(RxWiki News) During the Vietnam War, a chemical known as Agent Orange was used to kill the plants where the enemy hid. Over the years, Agent Orange was been linked to numerous types of cancer.
Now, it seems that the chemical could be responsible for kidney cancer in some veterans.
Researchers studied medical records of veterans with kidney cancer. They found that most those who said they were exposed to Agent Orange had a more dangerous type of kidney cancer.
"A chemical from the Vietnam War may cause kidney cancer."
Researchers at the Veterans Affairs Medical Center in Shreveport, LA looked at the medical records of 297 patients diagnosed with kidney cancer between 1987 and 2009.
The researchers studied patients' age at time of exposure to Agent Orange, tumor size, the side of lesion (kidney damage), course of the disease, and survival in the 10 patients who had documented reports on exposure to Agent Orange and the course of their disease.
According to Anthony Y. Smith, M.D., with the VA, says it was already known that Agent Orange is toxic and can cause cancer. This new finding shows that more research is needed to see if the chemical should be counted as a risk factor for kidney cancer.

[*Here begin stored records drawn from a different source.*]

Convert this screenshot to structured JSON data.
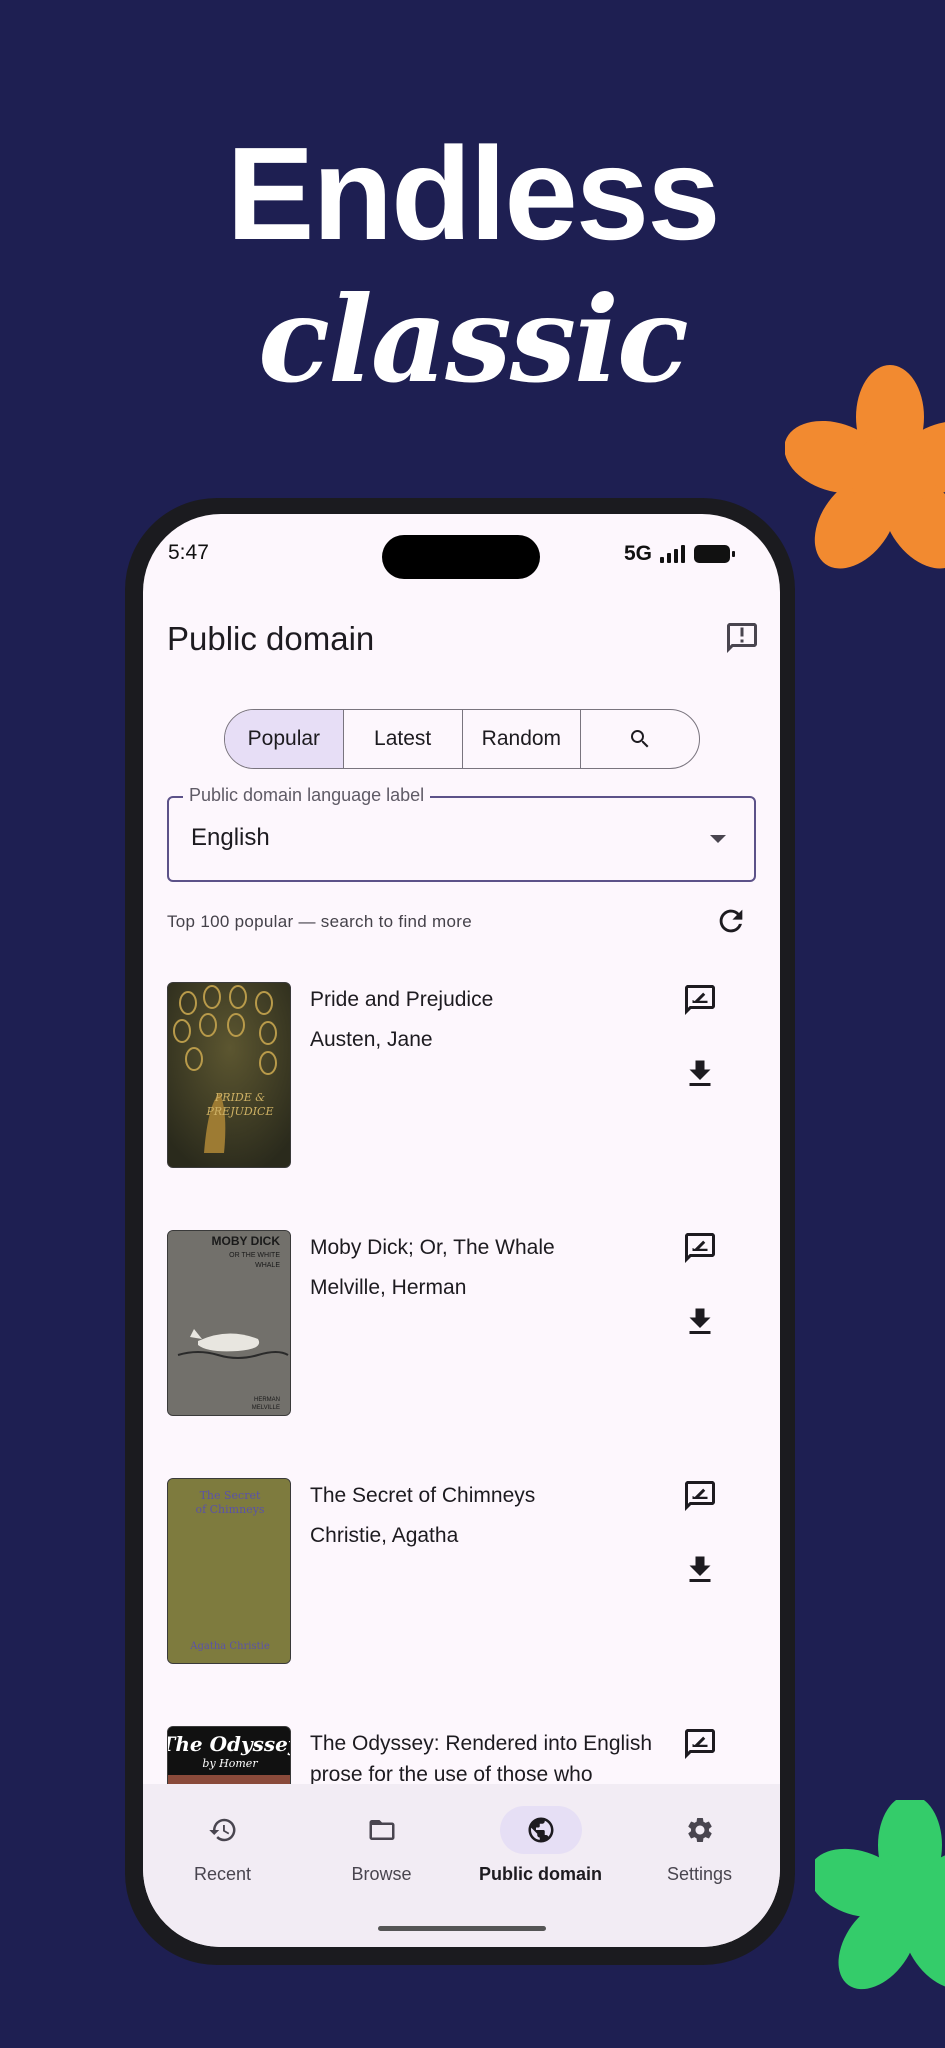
{
  "headline": {
    "line1": "Endless",
    "line2": "classic"
  },
  "status_bar": {
    "time": "5:47",
    "network": "5G"
  },
  "header": {
    "title": "Public domain",
    "feedback_icon": "feedback-icon"
  },
  "segments": [
    {
      "label": "Popular",
      "active": true
    },
    {
      "label": "Latest",
      "active": false
    },
    {
      "label": "Random",
      "active": false
    },
    {
      "label": "",
      "icon": "search-icon",
      "active": false
    }
  ],
  "language_select": {
    "label": "Public domain language label",
    "value": "English"
  },
  "info": {
    "text": "Top 100 popular — search to find more"
  },
  "books": [
    {
      "title": "Pride and Prejudice",
      "author": "Austen, Jane",
      "cover_text": "PRIDE & PREJUDICE"
    },
    {
      "title": "Moby Dick; Or, The Whale",
      "author": "Melville, Herman",
      "cover_text": "MOBY DICK",
      "cover_subtext": "OR THE WHITE WHALE",
      "cover_author": "HERMAN MELVILLE"
    },
    {
      "title": "The Secret of Chimneys",
      "author": "Christie, Agatha",
      "cover_text": "The Secret of Chimneys",
      "cover_author": "Agatha Christie"
    },
    {
      "title": "The Odyssey: Rendered into English prose for the use of those who",
      "author": "",
      "cover_text": "The Odyssey",
      "cover_author": "by Homer"
    }
  ],
  "nav": [
    {
      "label": "Recent",
      "icon": "history-icon",
      "active": false
    },
    {
      "label": "Browse",
      "icon": "folder-icon",
      "active": false
    },
    {
      "label": "Public domain",
      "icon": "globe-icon",
      "active": true
    },
    {
      "label": "Settings",
      "icon": "gear-icon",
      "active": false
    }
  ],
  "colors": {
    "background": "#1e1f52",
    "screen": "#fdf7fd",
    "accent": "#e7def6",
    "flower_orange": "#f28a30",
    "flower_green": "#34cc6a"
  }
}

Agent Orange is an herbicide that was used during the Vietnam War to destroy the ground cover of enemy fighters. Between 1962 and 1971, over 20 million gallons of similar herbicides were used. About half of these herbicides were Agent Orange.
- 4 percent (13 patients) said they were exposed to Agent Orange

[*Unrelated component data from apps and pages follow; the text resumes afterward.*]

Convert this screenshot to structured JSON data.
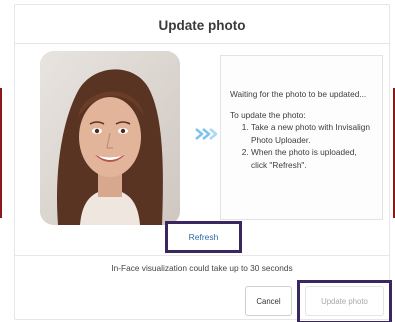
{
  "dialog": {
    "title": "Update photo",
    "status_text": "Waiting for the photo to be updated...",
    "instructions_heading": "To update the photo:",
    "steps": [
      "Take a new photo with Invisalign Photo Uploader.",
      "When the photo is uploaded, click \"Refresh\"."
    ],
    "refresh_label": "Refresh",
    "hint": "In-Face visualization could take up to 30 seconds",
    "cancel_label": "Cancel",
    "update_label": "Update photo"
  },
  "colors": {
    "link": "#2f67a8",
    "highlight_outline": "#3b2760",
    "arrow": "#7fc4ea",
    "disabled_text": "#a8a8a8"
  },
  "icons": {
    "arrow": "double-chevron-right-icon"
  }
}
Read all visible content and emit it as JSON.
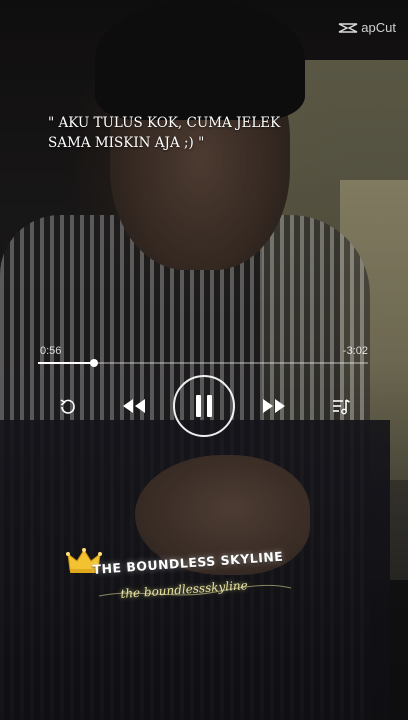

- 90 percent of these patients had clear-cell cancers, which usually has worse results than papillary tumors
- One patient had both clear-cell and papillary cancers
- Four patients developed metastatic disease - when the cancer spreads from one organ to another

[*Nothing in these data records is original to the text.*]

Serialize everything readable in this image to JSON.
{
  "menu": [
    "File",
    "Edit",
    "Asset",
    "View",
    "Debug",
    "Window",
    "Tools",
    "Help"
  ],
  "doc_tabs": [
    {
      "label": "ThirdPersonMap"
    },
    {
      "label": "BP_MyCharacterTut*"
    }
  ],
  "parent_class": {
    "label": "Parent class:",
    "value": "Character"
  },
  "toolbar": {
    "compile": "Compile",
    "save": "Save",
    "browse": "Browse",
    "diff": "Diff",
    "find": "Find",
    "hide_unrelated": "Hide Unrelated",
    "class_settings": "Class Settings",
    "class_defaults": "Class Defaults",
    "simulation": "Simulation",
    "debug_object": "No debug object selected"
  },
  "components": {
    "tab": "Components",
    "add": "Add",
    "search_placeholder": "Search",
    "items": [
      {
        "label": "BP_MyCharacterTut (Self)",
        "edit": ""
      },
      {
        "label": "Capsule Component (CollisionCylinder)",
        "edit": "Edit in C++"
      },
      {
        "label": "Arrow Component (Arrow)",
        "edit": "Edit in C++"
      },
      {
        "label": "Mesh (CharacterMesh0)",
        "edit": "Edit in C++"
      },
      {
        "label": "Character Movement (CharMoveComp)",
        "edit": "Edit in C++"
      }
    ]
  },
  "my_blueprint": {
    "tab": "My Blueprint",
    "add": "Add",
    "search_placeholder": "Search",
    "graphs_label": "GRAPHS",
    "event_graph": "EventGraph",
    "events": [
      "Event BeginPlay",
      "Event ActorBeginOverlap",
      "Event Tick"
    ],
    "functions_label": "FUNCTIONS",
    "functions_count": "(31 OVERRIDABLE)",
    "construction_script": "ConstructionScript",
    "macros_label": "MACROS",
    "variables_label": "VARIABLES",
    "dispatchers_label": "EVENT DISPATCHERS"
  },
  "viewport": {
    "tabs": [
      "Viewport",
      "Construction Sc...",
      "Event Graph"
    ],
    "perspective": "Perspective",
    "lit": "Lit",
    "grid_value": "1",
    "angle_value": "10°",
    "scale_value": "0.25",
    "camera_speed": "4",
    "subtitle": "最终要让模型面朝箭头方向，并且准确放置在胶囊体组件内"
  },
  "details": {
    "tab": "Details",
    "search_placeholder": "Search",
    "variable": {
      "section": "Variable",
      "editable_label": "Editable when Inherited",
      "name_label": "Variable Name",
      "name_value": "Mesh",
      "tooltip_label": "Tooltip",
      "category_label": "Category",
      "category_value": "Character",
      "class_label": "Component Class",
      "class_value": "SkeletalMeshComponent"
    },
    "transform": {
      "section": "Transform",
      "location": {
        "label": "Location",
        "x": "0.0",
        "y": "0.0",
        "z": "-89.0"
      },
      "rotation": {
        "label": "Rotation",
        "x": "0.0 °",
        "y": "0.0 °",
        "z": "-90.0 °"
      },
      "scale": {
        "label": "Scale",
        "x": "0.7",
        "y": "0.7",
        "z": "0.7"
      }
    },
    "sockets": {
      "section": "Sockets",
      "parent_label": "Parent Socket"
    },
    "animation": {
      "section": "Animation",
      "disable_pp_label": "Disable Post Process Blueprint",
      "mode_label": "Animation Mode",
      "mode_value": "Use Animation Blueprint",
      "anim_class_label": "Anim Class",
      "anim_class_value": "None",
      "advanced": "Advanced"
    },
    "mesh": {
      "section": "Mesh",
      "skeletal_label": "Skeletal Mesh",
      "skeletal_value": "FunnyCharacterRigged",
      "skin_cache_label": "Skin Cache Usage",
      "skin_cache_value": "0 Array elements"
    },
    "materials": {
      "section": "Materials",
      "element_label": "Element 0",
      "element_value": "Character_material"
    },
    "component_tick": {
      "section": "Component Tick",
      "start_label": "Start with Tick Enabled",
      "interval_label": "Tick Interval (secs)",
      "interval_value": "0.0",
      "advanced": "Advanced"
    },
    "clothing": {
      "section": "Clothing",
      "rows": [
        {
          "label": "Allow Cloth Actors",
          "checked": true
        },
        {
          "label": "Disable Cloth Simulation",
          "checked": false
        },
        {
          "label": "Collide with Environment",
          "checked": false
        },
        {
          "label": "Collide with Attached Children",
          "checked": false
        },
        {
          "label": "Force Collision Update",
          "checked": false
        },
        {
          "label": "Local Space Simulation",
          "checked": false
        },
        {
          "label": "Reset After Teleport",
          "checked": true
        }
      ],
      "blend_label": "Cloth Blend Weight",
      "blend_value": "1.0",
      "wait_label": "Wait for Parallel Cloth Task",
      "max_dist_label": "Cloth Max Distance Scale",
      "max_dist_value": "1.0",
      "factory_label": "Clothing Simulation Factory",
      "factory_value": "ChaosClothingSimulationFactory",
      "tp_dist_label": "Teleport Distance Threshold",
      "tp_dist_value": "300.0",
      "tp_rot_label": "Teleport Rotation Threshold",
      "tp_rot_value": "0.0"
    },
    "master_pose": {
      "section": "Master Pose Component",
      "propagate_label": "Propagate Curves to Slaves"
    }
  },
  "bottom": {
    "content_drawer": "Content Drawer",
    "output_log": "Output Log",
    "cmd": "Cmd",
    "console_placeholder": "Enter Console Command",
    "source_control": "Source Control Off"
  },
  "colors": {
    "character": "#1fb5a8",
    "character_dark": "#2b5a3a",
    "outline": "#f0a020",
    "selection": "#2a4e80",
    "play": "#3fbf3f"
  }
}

- One patient died from kidney cancer
- While the sample size was small, the results indicate that researchers need to look further into the relationship between Agent Orange and kidney cancer